>>>>>

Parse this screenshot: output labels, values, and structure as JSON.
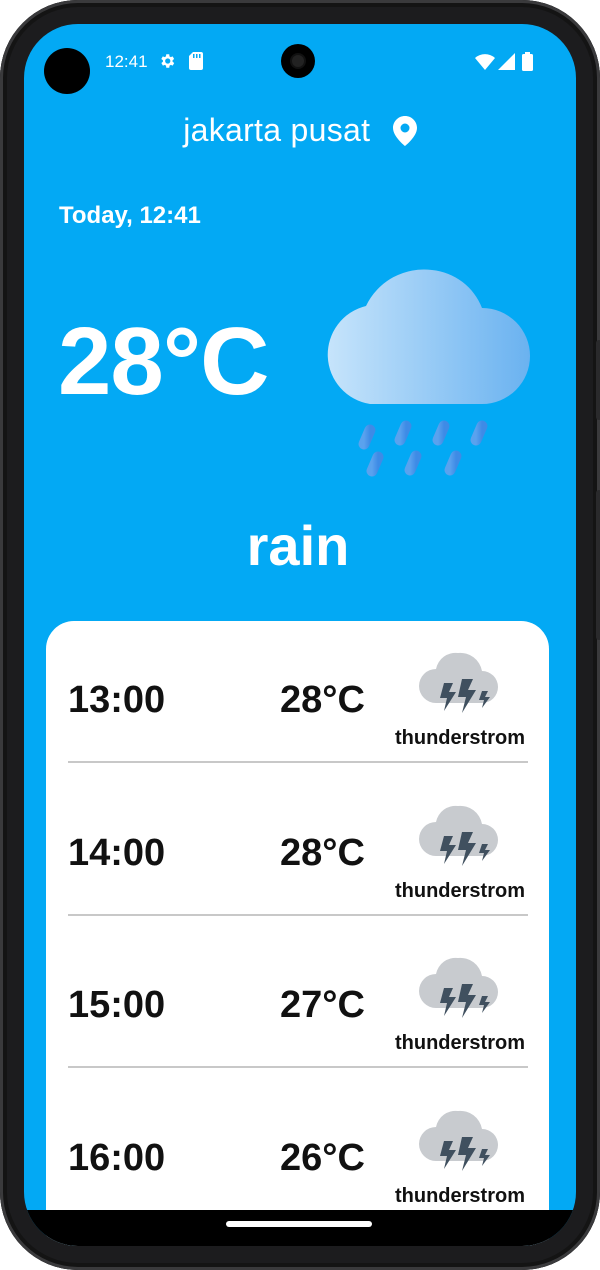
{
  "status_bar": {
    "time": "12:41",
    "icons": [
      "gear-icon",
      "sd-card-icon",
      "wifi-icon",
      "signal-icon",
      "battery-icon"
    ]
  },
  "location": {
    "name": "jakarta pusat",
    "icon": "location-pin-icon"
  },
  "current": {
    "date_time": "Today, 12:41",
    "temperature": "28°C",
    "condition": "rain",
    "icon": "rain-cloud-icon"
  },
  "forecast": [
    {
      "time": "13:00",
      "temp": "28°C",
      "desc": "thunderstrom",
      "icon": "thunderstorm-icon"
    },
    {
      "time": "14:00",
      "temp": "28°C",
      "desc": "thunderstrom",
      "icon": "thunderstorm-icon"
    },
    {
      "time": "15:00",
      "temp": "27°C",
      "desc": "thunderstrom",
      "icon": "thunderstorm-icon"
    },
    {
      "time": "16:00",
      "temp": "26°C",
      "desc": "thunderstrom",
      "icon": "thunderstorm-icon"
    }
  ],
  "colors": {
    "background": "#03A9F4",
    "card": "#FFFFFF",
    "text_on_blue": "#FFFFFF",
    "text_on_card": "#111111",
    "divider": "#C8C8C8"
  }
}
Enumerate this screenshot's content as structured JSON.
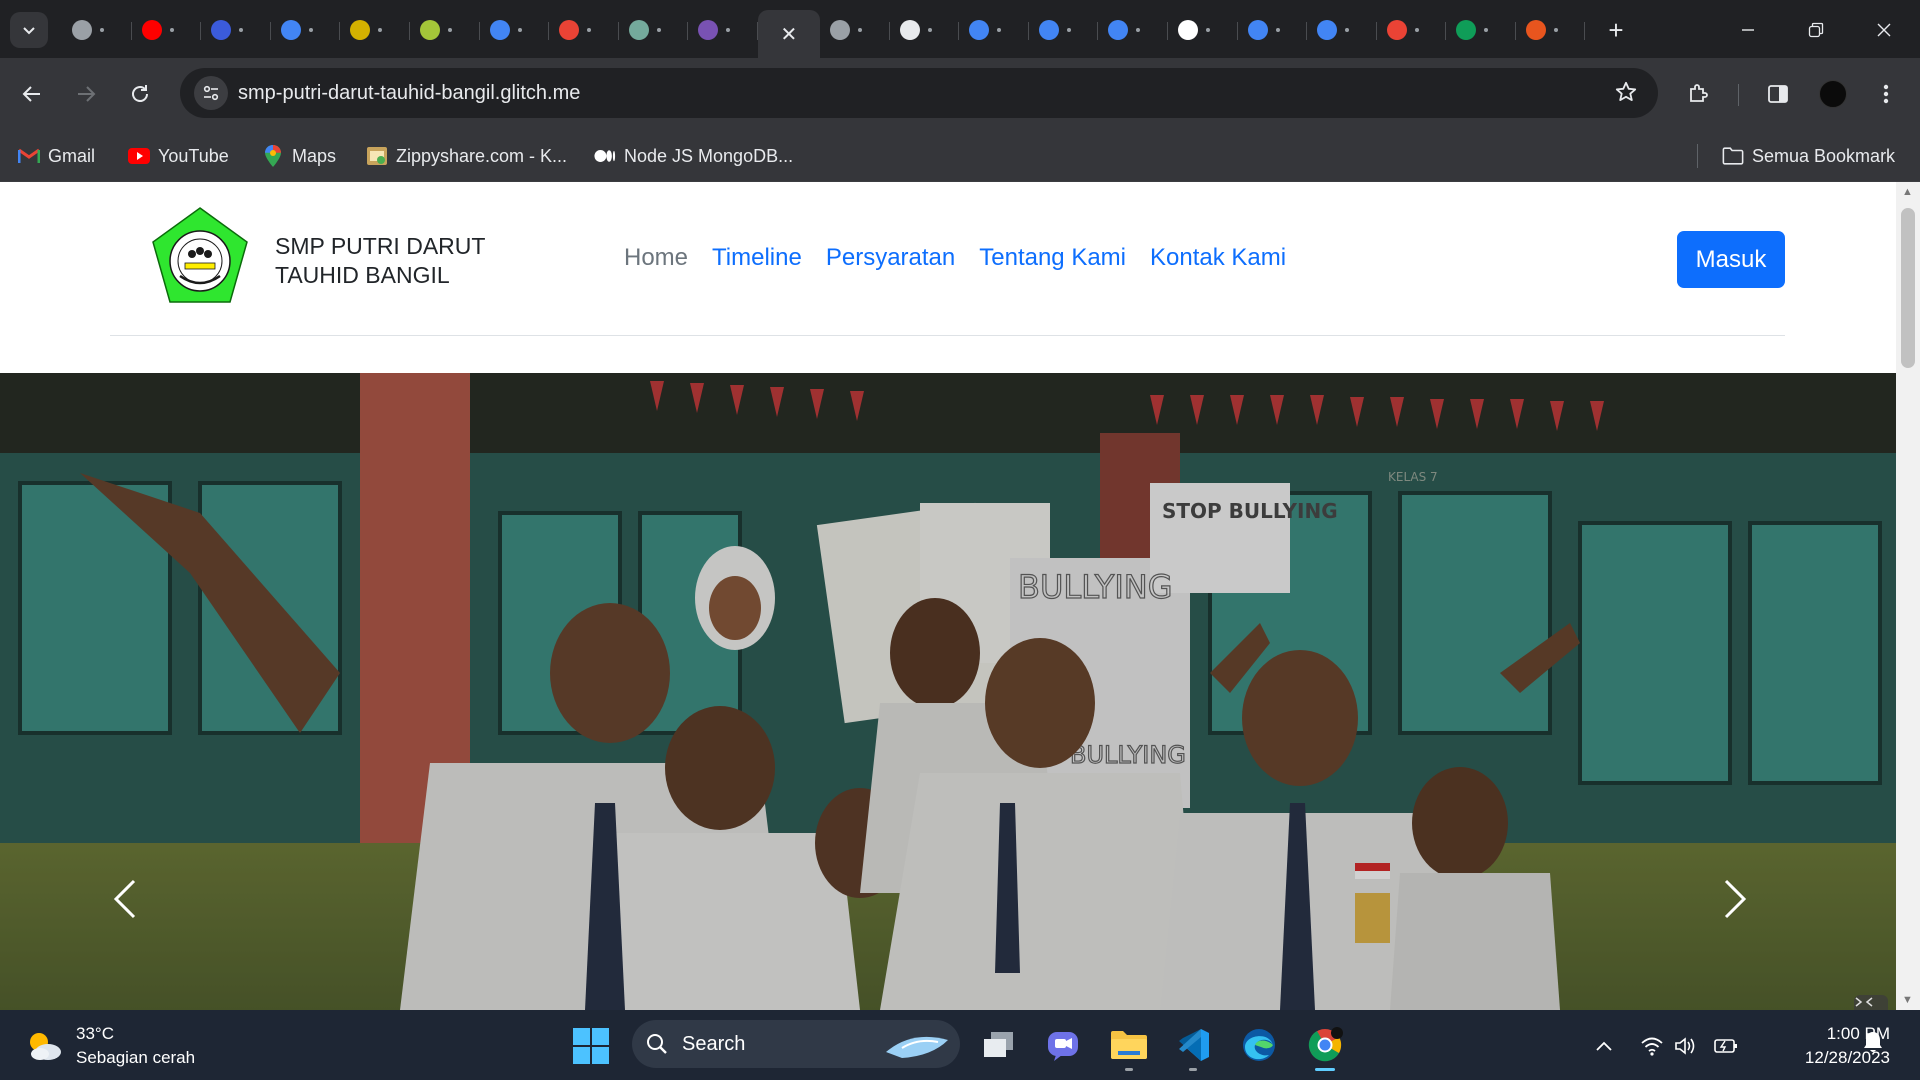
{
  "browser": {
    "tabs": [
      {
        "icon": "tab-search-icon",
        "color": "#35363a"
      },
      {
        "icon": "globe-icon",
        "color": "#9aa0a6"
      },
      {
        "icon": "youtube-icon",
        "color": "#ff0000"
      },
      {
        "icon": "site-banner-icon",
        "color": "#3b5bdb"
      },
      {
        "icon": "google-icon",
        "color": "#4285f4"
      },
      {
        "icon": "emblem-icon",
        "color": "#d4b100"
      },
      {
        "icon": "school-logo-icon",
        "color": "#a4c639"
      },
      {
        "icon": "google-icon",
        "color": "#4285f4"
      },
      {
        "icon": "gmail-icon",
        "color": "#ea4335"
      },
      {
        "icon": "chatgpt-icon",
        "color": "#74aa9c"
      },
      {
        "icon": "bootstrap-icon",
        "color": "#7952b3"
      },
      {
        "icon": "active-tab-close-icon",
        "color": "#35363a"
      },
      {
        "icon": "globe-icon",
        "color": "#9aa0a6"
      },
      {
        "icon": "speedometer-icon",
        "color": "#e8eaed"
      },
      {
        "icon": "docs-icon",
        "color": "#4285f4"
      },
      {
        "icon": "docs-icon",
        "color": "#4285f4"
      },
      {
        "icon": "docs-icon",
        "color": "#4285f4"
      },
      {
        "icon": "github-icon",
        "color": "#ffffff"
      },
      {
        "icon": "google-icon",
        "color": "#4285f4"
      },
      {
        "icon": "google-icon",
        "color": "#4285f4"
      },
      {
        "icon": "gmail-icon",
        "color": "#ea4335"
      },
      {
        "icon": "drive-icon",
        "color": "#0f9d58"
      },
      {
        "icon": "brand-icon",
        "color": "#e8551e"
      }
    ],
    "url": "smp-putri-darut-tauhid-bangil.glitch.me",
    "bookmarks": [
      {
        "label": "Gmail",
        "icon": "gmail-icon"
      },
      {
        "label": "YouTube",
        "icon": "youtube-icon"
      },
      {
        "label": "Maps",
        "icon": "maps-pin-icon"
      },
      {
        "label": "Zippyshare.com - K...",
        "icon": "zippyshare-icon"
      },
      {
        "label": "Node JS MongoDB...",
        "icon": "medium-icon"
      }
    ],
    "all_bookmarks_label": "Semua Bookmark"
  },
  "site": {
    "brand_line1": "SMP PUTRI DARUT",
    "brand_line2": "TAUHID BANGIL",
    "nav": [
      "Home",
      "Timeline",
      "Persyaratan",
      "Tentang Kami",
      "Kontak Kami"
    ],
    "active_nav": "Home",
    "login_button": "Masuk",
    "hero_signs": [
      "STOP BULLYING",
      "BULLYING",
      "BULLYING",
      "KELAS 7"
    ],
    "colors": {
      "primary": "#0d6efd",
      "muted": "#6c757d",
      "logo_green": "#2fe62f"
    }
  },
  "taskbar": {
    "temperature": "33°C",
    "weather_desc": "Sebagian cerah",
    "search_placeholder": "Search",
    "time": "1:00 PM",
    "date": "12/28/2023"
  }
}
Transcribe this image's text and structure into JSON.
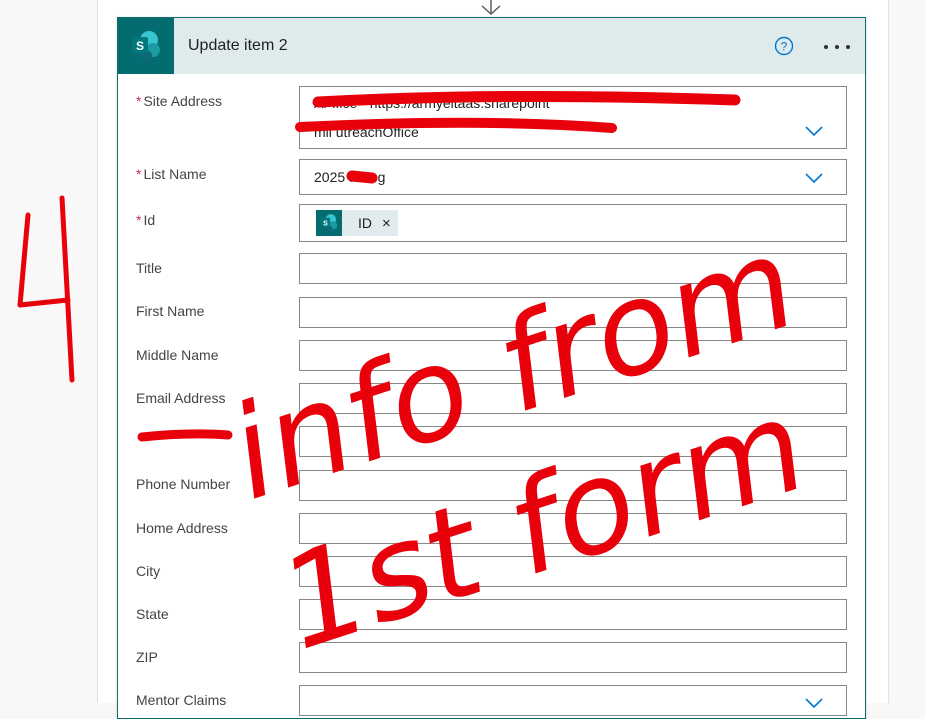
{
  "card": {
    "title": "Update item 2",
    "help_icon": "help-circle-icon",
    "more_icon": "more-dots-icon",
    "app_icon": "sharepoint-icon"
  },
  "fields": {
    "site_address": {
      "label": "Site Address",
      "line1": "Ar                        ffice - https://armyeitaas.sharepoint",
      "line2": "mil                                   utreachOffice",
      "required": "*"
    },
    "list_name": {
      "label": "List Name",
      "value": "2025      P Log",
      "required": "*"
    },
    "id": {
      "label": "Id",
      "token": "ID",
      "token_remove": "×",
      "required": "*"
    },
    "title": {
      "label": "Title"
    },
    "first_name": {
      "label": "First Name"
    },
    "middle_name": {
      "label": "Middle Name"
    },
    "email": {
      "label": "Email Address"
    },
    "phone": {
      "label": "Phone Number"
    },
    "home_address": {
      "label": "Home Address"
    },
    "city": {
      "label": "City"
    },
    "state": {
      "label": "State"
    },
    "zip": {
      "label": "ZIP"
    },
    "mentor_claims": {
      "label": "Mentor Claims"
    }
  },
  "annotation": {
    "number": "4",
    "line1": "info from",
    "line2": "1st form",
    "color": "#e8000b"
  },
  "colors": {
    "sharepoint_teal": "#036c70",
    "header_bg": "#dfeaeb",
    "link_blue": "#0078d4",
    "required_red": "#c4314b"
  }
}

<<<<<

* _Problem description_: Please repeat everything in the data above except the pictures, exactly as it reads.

* _Written reply_:
Parse this screenshot: output labels, values, and structure as JSON.
{
  "status_bar": {
    "time": "12:41",
    "icons": [
      "gear-icon",
      "sd-card-icon",
      "wifi-icon",
      "signal-icon",
      "battery-icon"
    ]
  },
  "location": {
    "name": "jakarta pusat",
    "icon": "location-pin-icon"
  },
  "current": {
    "date_time": "Today, 12:41",
    "temperature": "28°C",
    "condition": "rain",
    "icon": "rain-cloud-icon"
  },
  "forecast": [
    {
      "time": "13:00",
      "temp": "28°C",
      "desc": "thunderstrom",
      "icon": "thunderstorm-icon"
    },
    {
      "time": "14:00",
      "temp": "28°C",
      "desc": "thunderstrom",
      "icon": "thunderstorm-icon"
    },
    {
      "time": "15:00",
      "temp": "27°C",
      "desc": "thunderstrom",
      "icon": "thunderstorm-icon"
    },
    {
      "time": "16:00",
      "temp": "26°C",
      "desc": "thunderstrom",
      "icon": "thunderstorm-icon"
    }
  ],
  "colors": {
    "background": "#03A9F4",
    "card": "#FFFFFF",
    "text_on_blue": "#FFFFFF",
    "text_on_card": "#111111",
    "divider": "#C8C8C8"
  }
}
Enumerate this screenshot's content as structured JSON.
{
  "browser": {
    "tabs": [
      {
        "icon": "tab-search-icon",
        "color": "#35363a"
      },
      {
        "icon": "globe-icon",
        "color": "#9aa0a6"
      },
      {
        "icon": "youtube-icon",
        "color": "#ff0000"
      },
      {
        "icon": "site-banner-icon",
        "color": "#3b5bdb"
      },
      {
        "icon": "google-icon",
        "color": "#4285f4"
      },
      {
        "icon": "emblem-icon",
        "color": "#d4b100"
      },
      {
        "icon": "school-logo-icon",
        "color": "#a4c639"
      },
      {
        "icon": "google-icon",
        "color": "#4285f4"
      },
      {
        "icon": "gmail-icon",
        "color": "#ea4335"
      },
      {
        "icon": "chatgpt-icon",
        "color": "#74aa9c"
      },
      {
        "icon": "bootstrap-icon",
        "color": "#7952b3"
      },
      {
        "icon": "active-tab-close-icon",
        "color": "#35363a"
      },
      {
        "icon": "globe-icon",
        "color": "#9aa0a6"
      },
      {
        "icon": "speedometer-icon",
        "color": "#e8eaed"
      },
      {
        "icon": "docs-icon",
        "color": "#4285f4"
      },
      {
        "icon": "docs-icon",
        "color": "#4285f4"
      },
      {
        "icon": "docs-icon",
        "color": "#4285f4"
      },
      {
        "icon": "github-icon",
        "color": "#ffffff"
      },
      {
        "icon": "google-icon",
        "color": "#4285f4"
      },
      {
        "icon": "google-icon",
        "color": "#4285f4"
      },
      {
        "icon": "gmail-icon",
        "color": "#ea4335"
      },
      {
        "icon": "drive-icon",
        "color": "#0f9d58"
      },
      {
        "icon": "brand-icon",
        "color": "#e8551e"
      }
    ],
    "url": "smp-putri-darut-tauhid-bangil.glitch.me",
    "bookmarks": [
      {
        "label": "Gmail",
        "icon": "gmail-icon"
      },
      {
        "label": "YouTube",
        "icon": "youtube-icon"
      },
      {
        "label": "Maps",
        "icon": "maps-pin-icon"
      },
      {
        "label": "Zippyshare.com - K...",
        "icon": "zippyshare-icon"
      },
      {
        "label": "Node JS MongoDB...",
        "icon": "medium-icon"
      }
    ],
    "all_bookmarks_label": "Semua Bookmark"
  },
  "site": {
    "brand_line1": "SMP PUTRI DARUT",
    "brand_line2": "TAUHID BANGIL",
    "nav": [
      "Home",
      "Timeline",
      "Persyaratan",
      "Tentang Kami",
      "Kontak Kami"
    ],
    "active_nav": "Home",
    "login_button": "Masuk",
    "hero_signs": [
      "STOP BULLYING",
      "BULLYING",
      "BULLYING",
      "KELAS 7"
    ],
    "colors": {
      "primary": "#0d6efd",
      "muted": "#6c757d",
      "logo_green": "#2fe62f"
    }
  },
  "taskbar": {
    "temperature": "33°C",
    "weather_desc": "Sebagian cerah",
    "search_placeholder": "Search",
    "time": "1:00 PM",
    "date": "12/28/2023"
  }
}
Transcribe this image's text and structure into JSON.
{
  "card": {
    "title": "Update item 2",
    "help_icon": "help-circle-icon",
    "more_icon": "more-dots-icon",
    "app_icon": "sharepoint-icon"
  },
  "fields": {
    "site_address": {
      "label": "Site Address",
      "line1": "Ar                        ffice - https://armyeitaas.sharepoint",
      "line2": "mil                                   utreachOffice",
      "required": "*"
    },
    "list_name": {
      "label": "List Name",
      "value": "2025      P Log",
      "required": "*"
    },
    "id": {
      "label": "Id",
      "token": "ID",
      "token_remove": "×",
      "required": "*"
    },
    "title": {
      "label": "Title"
    },
    "first_name": {
      "label": "First Name"
    },
    "middle_name": {
      "label": "Middle Name"
    },
    "email": {
      "label": "Email Address"
    },
    "phone": {
      "label": "Phone Number"
    },
    "home_address": {
      "label": "Home Address"
    },
    "city": {
      "label": "City"
    },
    "state": {
      "label": "State"
    },
    "zip": {
      "label": "ZIP"
    },
    "mentor_claims": {
      "label": "Mentor Claims"
    }
  },
  "annotation": {
    "number": "4",
    "line1": "info from",
    "line2": "1st form",
    "color": "#e8000b"
  },
  "colors": {
    "sharepoint_teal": "#036c70",
    "header_bg": "#dfeaeb",
    "link_blue": "#0078d4",
    "required_red": "#c4314b"
  }
}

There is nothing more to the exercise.